Instructions for the task:
Extract the complete listing and output it unchanged.

START Data supplied

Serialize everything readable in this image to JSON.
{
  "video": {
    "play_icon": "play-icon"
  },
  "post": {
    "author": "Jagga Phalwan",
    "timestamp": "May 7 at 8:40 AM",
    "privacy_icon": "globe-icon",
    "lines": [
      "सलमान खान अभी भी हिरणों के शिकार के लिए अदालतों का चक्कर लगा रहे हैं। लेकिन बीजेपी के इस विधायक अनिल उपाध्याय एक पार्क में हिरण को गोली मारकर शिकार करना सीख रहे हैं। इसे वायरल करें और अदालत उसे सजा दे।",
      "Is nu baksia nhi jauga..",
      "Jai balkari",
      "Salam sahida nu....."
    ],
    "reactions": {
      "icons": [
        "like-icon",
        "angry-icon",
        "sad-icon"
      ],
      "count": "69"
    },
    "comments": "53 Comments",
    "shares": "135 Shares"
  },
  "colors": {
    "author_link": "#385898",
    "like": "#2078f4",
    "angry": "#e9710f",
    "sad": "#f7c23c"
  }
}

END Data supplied

Response to this task:
Serialize everything readable in this image to JSON.
{
  "video": {
    "play_icon": "play-icon"
  },
  "post": {
    "author": "Jagga Phalwan",
    "timestamp": "May 7 at 8:40 AM",
    "privacy_icon": "globe-icon",
    "lines": [
      "सलमान खान अभी भी हिरणों के शिकार के लिए अदालतों का चक्कर लगा रहे हैं। लेकिन बीजेपी के इस विधायक अनिल उपाध्याय एक पार्क में हिरण को गोली मारकर शिकार करना सीख रहे हैं। इसे वायरल करें और अदालत उसे सजा दे।",
      "Is nu baksia nhi jauga..",
      "Jai balkari",
      "Salam sahida nu....."
    ],
    "reactions": {
      "icons": [
        "like-icon",
        "angry-icon",
        "sad-icon"
      ],
      "count": "69"
    },
    "comments": "53 Comments",
    "shares": "135 Shares"
  },
  "colors": {
    "author_link": "#385898",
    "like": "#2078f4",
    "angry": "#e9710f",
    "sad": "#f7c23c"
  }
}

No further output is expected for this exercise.